My friends below looked like miniature action figures as I tightened my grip on a sharp, protruding rock.
“That’s it, you’re almost there!” shouted my climbing instructor, Hugo Rocha.
Almost there? Is he kidding?
“I think I’m fine to come down now!” I yelled. But Hugo ignored me. “Focus on your feet and push with your legs. You have this, Jennifer!”
Grunting a string of obscenities, I looked for the next groove to place my right foot. Then my left. My fingers trembled as I reached toward the sky.
I thought I’d be better at this. I had scaled the man-made rock-climbing wall at the gym in record time. I had hiked Cerro Fitz Roy over Christmas vacation. I was even halfway through the aptly named Insanity workout DVDs.
But nothing prepared me for the emotion and eventual exhilaration I felt climbing straight up 125 meters, relying on a rope for survival.
Hugo Rocha thrives on that feeling. He does it every day.
“To be in nature,” he says, “with a wall in front of you…to get to the top without falling…it’s nice in the end.”
He’s right, although you couldn’t have convinced me of that half way up the rock. But after finally reaching the top, I understood the reward as I scanned the green landscape and listened to the cheers from below.
I found Hugo’s name while reading in the Lonely Planet about Suesca, a sleepy town about an hour from Bogotá. The short blurb said Hugo was reliable to conduct inexpensive half-day and full-day rock climbing excursions.
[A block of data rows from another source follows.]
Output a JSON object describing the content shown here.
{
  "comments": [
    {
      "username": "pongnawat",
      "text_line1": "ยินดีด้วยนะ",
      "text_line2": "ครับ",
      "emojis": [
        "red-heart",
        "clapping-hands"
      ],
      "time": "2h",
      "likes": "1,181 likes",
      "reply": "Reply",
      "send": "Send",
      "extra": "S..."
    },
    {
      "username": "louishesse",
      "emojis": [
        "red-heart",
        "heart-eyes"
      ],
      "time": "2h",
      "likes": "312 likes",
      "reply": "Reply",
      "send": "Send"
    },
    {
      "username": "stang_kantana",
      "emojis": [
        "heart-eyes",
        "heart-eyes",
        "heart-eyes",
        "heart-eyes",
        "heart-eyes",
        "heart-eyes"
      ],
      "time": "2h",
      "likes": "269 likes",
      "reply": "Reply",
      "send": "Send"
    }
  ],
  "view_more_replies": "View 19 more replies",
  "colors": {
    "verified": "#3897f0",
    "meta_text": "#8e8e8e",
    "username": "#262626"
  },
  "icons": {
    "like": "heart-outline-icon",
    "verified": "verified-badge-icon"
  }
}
It ought to be easy to round up some fellow adventurers, I figured. Wrong. Fellow workers ignored my email, so I posted a Facebook status. Only one person responded, and I had only met her once. She said she would bring two friends. They had all grown up near Bogotá but had never been to the village, never been rock-climbing.
Hugo, in contrast, spent his youth in Bogotá and scaled trees and roofs routinely before moving to Suesca 12 years ago. He had been an industrial design major in college, but left the city life to explore the 400 different climbing routes. He even met his girlfriend while climbing.
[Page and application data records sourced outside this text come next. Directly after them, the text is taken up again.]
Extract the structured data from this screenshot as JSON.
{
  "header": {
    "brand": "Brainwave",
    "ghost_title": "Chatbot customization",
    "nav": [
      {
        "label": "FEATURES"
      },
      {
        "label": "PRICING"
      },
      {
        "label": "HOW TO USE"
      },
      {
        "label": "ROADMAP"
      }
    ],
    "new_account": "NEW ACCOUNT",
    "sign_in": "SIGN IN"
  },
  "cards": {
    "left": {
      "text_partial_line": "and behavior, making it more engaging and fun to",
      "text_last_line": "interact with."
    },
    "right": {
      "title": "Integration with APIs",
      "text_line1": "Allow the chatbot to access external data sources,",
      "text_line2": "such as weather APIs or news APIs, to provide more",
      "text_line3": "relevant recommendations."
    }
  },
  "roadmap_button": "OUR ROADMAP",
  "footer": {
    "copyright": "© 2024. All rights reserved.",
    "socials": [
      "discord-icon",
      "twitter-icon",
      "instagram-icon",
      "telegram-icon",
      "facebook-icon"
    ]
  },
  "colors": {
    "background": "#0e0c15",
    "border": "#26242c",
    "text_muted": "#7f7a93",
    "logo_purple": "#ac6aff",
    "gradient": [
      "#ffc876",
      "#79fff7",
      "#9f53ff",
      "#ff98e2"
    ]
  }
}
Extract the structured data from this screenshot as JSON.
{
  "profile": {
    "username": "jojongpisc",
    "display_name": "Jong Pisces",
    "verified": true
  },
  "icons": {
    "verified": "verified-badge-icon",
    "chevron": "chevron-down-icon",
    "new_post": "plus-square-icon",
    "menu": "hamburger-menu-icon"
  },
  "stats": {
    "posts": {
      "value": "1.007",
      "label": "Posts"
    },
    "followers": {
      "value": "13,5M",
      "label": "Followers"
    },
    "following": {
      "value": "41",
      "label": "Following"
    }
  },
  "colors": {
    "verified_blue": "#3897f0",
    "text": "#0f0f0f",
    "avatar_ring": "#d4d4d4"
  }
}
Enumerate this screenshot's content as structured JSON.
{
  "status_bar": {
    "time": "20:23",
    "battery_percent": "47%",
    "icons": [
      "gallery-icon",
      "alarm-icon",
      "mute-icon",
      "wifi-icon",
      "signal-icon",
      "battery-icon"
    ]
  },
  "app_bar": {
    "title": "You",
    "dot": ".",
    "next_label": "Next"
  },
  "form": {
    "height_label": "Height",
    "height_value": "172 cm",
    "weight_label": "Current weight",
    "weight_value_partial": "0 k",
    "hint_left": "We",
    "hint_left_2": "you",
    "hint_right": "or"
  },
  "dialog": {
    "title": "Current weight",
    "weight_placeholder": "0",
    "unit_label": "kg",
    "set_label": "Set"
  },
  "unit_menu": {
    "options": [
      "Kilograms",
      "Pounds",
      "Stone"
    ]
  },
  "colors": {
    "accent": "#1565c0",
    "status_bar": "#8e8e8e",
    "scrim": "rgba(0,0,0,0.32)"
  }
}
“If a climber is traveling in Colombia, they’re going to pass through Suesca,” he said.
For the novice looking for a weekend adventure, making it to the top is the obvious goal. But for me, the experience offered so much more – a bonding friendship. After three climbs, we headed to a nearby tienda and celebrated over beers. Filled with a sense of accomplishment, we drank, danced and cartwheeled in the sun while Hugo packed up the equipment.
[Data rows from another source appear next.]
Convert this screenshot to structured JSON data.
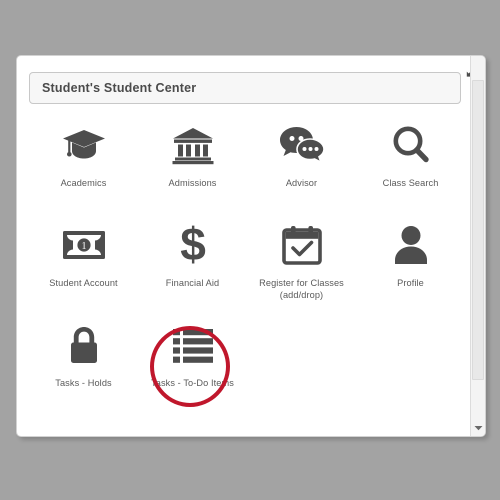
{
  "window": {
    "background_color": "#a3a3a3",
    "panel_background": "#ffffff"
  },
  "header": {
    "title": "Student's Student Center",
    "expand_icon": "expand-arrows-icon"
  },
  "scrollbar": {
    "down_arrow_icon": "chevron-down-icon"
  },
  "colors": {
    "icon": "#4d4d4d",
    "label": "#5a5a5a",
    "annotation": "#c0172c",
    "header_text": "#4b4b4b"
  },
  "annotation": {
    "shape": "circle",
    "target": "Tasks - To-Do Items",
    "color": "#c0172c"
  },
  "tiles": [
    {
      "label": "Academics",
      "icon": "graduation-cap-icon"
    },
    {
      "label": "Admissions",
      "icon": "bank-building-icon"
    },
    {
      "label": "Advisor",
      "icon": "speech-bubbles-icon"
    },
    {
      "label": "Class Search",
      "icon": "magnifying-glass-icon"
    },
    {
      "label": "Student Account",
      "icon": "banknote-icon"
    },
    {
      "label": "Financial Aid",
      "icon": "dollar-sign-icon"
    },
    {
      "label": "Register for Classes\n(add/drop)",
      "icon": "calendar-check-icon"
    },
    {
      "label": "Profile",
      "icon": "person-icon"
    },
    {
      "label": "Tasks - Holds",
      "icon": "padlock-icon"
    },
    {
      "label": "Tasks - To-Do Items",
      "icon": "list-icon"
    }
  ]
}
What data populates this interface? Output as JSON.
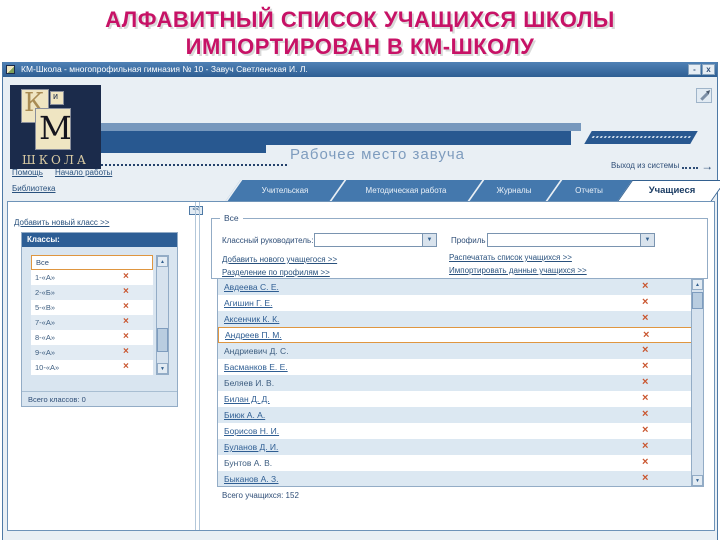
{
  "slide": {
    "title_line1": "АЛФАВИТНЫЙ СПИСОК УЧАЩИХСЯ ШКОЛЫ",
    "title_line2": "ИМПОРТИРОВАН В КМ-ШКОЛУ"
  },
  "window": {
    "title": "КМ-Школа - многопрофильная гимназия № 10 - Завуч Светленская И. Л.",
    "minimize": "-",
    "close": "x"
  },
  "header": {
    "logo_k": "К",
    "logo_i": "и",
    "logo_m": "М",
    "logo_school": "ШКОЛА",
    "workplace": "Рабочее место завуча",
    "logout": "Выход из системы"
  },
  "nav": {
    "help": "Помощь",
    "start": "Начало работы",
    "library": "Библиотека"
  },
  "tabs": [
    {
      "label": "Учительская"
    },
    {
      "label": "Методическая работа"
    },
    {
      "label": "Журналы"
    },
    {
      "label": "Отчеты"
    },
    {
      "label": "Учащиеся"
    }
  ],
  "classes_panel": {
    "add_link": "Добавить новый класс >>",
    "header": "Классы:",
    "all_label": "Все",
    "items": [
      "1-«А»",
      "2-«Б»",
      "5-«В»",
      "7-«А»",
      "8-«А»",
      "9-«А»",
      "10-«А»"
    ],
    "total": "Всего классов: 0",
    "collapse": "<<"
  },
  "filters": {
    "legend": "Все",
    "teacher_label": "Классный руководитель:",
    "teacher_value": "",
    "profile_label": "Профиль :",
    "profile_value": "",
    "add_student_link": "Добавить нового учащегося >>",
    "split_profiles_link": "Разделение по профилям >>",
    "print_list_link": "Распечатать список учащихся >>",
    "import_data_link": "Импортировать данные учащихся >>"
  },
  "students": {
    "rows": [
      {
        "name": "Авдеева С. Е."
      },
      {
        "name": "Агишин Г. Е."
      },
      {
        "name": "Аксенчик К. К."
      },
      {
        "name": "Андреев П. М."
      },
      {
        "name": "Андриевич Д. С."
      },
      {
        "name": "Басманков Е. Е."
      },
      {
        "name": "Беляев И. В."
      },
      {
        "name": "Билан Д. Д."
      },
      {
        "name": "Биюк А. А."
      },
      {
        "name": "Борисов Н. И."
      },
      {
        "name": "Буланов Д. И."
      },
      {
        "name": "Бунтов А. В."
      },
      {
        "name": "Быканов А. З."
      }
    ],
    "total": "Всего учащихся: 152"
  },
  "icons": {
    "delete": "×",
    "dropdown": "▼",
    "scroll_up": "▲",
    "scroll_down": "▼",
    "arrow_right": "→"
  },
  "colors": {
    "slide_title": "#C71266",
    "band": "#285890",
    "tab": "#4478AD",
    "selection_border": "#DF9640",
    "delete_x": "#C9552E"
  }
}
Our bodies sore, our hands scratched, we made the quick trip back to Bogotá, satisfied that from a sky-high vantage point, we had broadened our horizon.
Some Suesca facts: Rock climbing costs $60,000 pesos per person for a half day or $120,000 for a full day. Buses to Suesca depart from the TransMilenio Portal Norte on the Autopista. A one-way ticket costs 7,000 pesos. To join Hugo Rocho on the ropes, contact him: firstname.lastname@example.org